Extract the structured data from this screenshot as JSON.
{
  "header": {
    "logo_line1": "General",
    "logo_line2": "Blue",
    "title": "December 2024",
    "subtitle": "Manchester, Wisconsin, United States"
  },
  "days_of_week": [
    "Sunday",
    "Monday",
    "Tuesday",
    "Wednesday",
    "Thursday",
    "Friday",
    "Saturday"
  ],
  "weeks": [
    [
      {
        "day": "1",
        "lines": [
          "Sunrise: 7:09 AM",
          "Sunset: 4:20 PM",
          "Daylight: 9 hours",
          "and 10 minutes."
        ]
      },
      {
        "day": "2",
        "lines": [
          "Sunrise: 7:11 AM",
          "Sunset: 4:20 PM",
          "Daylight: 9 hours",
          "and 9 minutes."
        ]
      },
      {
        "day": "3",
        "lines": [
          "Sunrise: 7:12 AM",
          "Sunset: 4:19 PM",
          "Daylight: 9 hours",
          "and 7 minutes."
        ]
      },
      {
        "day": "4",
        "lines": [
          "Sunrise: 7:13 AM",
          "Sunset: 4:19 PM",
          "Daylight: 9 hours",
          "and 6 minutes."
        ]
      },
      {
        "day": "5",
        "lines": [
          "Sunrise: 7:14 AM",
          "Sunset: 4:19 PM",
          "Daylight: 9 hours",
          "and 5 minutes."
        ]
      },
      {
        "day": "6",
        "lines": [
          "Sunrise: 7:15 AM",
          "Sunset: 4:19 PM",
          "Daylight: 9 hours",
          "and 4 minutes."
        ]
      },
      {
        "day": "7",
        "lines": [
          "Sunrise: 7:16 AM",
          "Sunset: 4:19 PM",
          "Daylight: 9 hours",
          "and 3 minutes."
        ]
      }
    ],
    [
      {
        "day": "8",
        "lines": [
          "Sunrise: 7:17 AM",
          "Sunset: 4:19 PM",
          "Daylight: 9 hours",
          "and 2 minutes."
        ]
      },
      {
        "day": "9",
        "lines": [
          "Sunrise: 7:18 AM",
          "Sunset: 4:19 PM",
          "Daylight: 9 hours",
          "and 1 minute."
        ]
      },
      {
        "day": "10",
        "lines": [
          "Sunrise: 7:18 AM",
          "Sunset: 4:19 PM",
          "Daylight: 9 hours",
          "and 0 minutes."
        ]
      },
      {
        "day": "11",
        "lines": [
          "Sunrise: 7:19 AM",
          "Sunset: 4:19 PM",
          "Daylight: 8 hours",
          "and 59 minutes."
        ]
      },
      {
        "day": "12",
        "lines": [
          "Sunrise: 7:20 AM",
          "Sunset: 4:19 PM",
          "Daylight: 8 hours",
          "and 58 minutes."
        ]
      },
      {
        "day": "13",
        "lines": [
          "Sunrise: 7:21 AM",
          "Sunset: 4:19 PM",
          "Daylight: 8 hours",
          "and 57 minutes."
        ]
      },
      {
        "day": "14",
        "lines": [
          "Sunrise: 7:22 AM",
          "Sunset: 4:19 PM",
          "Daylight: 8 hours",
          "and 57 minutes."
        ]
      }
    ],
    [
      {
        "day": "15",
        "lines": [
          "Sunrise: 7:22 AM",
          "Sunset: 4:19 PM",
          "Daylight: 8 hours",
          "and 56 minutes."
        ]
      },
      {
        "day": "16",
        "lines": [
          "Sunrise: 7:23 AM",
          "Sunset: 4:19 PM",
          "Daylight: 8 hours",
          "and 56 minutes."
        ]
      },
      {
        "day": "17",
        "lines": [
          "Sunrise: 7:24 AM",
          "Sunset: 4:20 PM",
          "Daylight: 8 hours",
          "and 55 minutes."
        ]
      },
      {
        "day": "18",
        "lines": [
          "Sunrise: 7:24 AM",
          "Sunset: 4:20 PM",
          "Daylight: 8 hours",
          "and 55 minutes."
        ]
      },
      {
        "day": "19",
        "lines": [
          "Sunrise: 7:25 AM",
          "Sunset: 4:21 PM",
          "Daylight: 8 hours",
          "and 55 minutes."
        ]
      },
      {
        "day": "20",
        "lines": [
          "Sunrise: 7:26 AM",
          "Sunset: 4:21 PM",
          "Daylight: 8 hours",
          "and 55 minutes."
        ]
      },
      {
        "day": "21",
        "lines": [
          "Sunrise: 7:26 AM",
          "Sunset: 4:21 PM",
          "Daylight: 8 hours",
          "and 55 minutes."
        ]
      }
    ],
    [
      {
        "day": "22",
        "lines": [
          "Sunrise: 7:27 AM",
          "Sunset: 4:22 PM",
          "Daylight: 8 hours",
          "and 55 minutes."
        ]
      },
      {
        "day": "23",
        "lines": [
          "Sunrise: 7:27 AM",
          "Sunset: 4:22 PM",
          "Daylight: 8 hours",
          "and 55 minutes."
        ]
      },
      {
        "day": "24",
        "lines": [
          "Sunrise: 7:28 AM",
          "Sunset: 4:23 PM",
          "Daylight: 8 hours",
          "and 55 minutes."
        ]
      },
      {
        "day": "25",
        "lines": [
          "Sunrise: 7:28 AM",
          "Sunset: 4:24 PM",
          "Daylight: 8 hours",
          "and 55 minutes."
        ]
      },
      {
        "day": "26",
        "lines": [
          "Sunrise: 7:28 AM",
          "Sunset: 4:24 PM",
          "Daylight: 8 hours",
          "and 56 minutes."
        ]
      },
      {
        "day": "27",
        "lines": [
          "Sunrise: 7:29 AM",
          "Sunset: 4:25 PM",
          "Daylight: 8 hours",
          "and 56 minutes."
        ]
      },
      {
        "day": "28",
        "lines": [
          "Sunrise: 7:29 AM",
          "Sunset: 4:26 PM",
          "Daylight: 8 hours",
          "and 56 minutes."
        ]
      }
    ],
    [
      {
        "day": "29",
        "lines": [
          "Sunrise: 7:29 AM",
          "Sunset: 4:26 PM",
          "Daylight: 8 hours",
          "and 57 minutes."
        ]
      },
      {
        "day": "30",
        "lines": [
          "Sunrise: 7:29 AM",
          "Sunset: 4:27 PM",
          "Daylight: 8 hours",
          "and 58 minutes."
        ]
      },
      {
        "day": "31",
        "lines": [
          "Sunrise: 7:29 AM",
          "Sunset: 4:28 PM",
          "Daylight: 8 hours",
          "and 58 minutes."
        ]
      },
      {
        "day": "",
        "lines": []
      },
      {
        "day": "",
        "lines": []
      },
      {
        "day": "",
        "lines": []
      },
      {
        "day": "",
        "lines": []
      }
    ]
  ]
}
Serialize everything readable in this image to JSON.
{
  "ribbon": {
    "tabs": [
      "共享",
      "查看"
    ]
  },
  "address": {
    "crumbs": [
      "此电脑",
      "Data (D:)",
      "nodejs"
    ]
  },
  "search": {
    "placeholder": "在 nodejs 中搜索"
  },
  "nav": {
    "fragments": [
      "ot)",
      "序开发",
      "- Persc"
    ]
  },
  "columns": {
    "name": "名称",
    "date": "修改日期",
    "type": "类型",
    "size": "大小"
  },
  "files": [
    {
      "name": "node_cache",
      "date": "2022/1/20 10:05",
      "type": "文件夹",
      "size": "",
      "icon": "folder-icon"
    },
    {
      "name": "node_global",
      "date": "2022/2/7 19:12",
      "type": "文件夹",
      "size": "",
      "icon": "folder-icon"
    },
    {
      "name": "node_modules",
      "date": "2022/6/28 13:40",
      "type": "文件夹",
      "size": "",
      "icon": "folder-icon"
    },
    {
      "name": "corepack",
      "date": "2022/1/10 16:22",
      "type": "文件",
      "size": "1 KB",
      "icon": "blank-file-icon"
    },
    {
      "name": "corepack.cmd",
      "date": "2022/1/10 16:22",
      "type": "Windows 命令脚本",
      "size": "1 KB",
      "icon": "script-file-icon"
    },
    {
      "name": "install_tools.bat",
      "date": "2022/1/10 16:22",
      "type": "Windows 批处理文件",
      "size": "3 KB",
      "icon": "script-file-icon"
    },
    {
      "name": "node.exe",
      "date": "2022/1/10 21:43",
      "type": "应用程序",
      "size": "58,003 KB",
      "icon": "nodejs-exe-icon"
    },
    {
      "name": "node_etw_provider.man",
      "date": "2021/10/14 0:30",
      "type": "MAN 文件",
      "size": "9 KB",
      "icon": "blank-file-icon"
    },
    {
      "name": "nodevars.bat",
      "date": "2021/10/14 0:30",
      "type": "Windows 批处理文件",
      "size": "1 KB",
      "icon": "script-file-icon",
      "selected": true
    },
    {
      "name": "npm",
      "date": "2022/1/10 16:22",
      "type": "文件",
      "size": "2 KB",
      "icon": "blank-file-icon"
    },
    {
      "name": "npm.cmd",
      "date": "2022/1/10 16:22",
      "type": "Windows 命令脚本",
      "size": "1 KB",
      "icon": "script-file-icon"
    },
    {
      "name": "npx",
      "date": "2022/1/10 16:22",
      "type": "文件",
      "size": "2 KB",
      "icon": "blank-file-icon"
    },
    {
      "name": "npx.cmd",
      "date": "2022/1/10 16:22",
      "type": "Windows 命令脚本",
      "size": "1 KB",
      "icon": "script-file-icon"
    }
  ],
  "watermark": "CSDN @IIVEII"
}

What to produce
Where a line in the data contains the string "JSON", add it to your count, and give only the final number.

Written solution
2